“I don’t think it’s appropriate for us to defund state aid to public libraries because we’re mad that libraries, who are suing to question what turned into a book ban passed by this state,” Merideth said. “Could we simply ask, Who do we want to be in here, the ones banning books and defunding public libraries when they dared to question whether that was constitutional? Is that who we want to be? I don’t think so.”

Rep. Dirk Deaton, R-Noel, and vice chairman of the budget committee, emphatically denied Merideth’s accusation of the law banning books.

“That is a lie,” Deaton said. “It is intellectually dishonest. There are book bans in this world today. There are book bans in North Korea. If you have a Bible in North Korea, it’s not just a civil penalty. It’s not just any mere criminal penalty. It is the death penalty. People have been put to death in North Korea in recent years because they possessed a Bible. That is a book ban.”

Merideth’s amendment failed on a voice vote.

The Missouri Library Association posted on social media the lawsuit is being handled pro bono by the American Civil Liberties Union of Missouri.

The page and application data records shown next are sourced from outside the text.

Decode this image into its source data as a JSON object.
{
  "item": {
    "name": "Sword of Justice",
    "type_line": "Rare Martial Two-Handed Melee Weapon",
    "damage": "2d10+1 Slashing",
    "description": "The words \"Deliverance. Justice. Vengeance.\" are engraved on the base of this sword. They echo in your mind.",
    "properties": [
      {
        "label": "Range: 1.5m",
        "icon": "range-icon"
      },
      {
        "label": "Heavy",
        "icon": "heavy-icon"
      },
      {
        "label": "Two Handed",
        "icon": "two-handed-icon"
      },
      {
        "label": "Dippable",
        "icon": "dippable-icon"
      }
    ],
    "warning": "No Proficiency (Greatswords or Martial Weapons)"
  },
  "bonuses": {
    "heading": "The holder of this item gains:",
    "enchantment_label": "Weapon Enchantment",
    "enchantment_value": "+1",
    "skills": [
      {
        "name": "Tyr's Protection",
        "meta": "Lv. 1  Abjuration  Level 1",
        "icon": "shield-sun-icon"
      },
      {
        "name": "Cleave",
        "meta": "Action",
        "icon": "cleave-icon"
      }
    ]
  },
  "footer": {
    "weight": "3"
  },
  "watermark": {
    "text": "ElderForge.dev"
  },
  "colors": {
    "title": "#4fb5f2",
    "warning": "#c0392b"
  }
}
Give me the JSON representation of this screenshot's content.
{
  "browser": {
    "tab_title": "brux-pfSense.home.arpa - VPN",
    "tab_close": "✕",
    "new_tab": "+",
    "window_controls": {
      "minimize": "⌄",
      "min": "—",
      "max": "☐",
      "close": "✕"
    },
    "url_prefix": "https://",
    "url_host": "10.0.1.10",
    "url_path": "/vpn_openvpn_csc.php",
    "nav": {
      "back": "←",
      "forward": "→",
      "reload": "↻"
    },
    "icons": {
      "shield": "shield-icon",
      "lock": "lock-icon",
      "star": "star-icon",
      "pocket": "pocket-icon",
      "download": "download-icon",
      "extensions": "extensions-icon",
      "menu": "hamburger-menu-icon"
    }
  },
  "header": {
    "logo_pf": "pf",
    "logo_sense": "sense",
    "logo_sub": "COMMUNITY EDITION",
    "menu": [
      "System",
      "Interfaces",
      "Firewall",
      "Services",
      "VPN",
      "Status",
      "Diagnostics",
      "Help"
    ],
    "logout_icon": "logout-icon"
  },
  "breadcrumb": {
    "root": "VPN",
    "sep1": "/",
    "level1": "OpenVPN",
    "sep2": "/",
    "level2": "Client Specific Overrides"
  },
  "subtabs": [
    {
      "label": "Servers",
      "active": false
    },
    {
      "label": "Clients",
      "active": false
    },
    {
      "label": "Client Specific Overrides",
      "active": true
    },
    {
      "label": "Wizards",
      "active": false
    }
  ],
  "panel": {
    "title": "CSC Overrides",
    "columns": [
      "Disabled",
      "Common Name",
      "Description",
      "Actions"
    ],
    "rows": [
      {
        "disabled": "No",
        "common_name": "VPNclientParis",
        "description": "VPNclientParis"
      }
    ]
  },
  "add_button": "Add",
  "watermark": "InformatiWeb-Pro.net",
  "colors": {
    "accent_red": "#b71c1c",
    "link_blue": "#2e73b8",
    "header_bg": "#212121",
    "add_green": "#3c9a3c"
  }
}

“This tactic, meant to bully MLA into submission, instead directly harms public libraries who rely on those funds, especially the smaller, more rural libraries,” the organization posted on social media. “Library funding is guaranteed in the Missouri Constitution. State aid cannot be removed, making this decision unconstitutional.”